A STAFF REPORT FROM THE STRAIGHT DOPE SCIENCE ADVISORY BOARD

Dear Straight Dope:

What is the origin of the term "black sheep"? I've spent hours in looking all the normal places, and found a lot of definitions, but no origin.

Dex replies:

You need to find a better library, or maybe a better librarian. My sources were pretty obvious: Brewer’s, the OED, and a few dictionaries of slang phrases.

The definition is pretty clear. A black sheep is a member of the group/family regarded as a disgrace, an embarrassment, a ne’er-do-well, the odd man out. The phrase arose in the late 18th century, probably from an older proverb, "There’s a black sheep in every flock."

Black sheep, in those balmy pre-industrial days, were not as valuable as white sheep. None of the sources was explicit, but I presume white wool could be dyed into any color while black wool was more limited. Thus, the black sheep was the unwelcome oddity in the flock.

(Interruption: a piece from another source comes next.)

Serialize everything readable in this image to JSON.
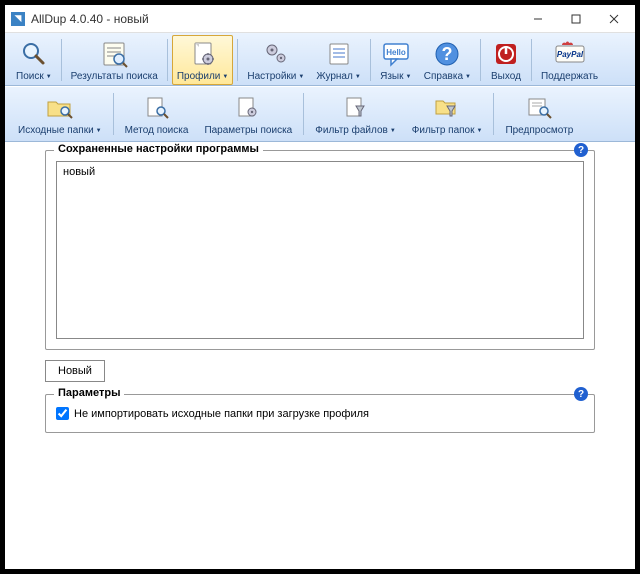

A similar term is bête noire, which is French for "black beast" and means something disliked or feared.

In European thought, the use of "black" is often associated with the devil, wickedness, and bad things in general: a black cat crossing your path is bad luck, etc. Probably this arises from black as the color of mourning, at least as far back as Rome in the second century AD, which likely borrowed it from the Egyptians. In the early days, it was thought that the body contained four humors/fluids that determined one’s physical and mental qualities: one of the four humors was black bile, associated with melancholy, sadness, depression.

The term "black" used to refer to African people and their descendants dates back to the 14th Century, and is an interesting study in its own right.

Send questions to Cecil via cecil@straightdope.com.

STAFF REPORTS ARE WRITTEN BY THE STRAIGHT DOPE SCIENCE ADVISORY BOARD, CECIL'S ONLINE AUXILIARY. THOUGH THE SDSAB DOES ITS BEST, THESE COLUMNS ARE EDITED BY ED ZOTTI, NOT CECIL, SO ACCURACYWISE YOU'D BETTER KEEP YOUR FINGERS CROSSED.

Comment on this Column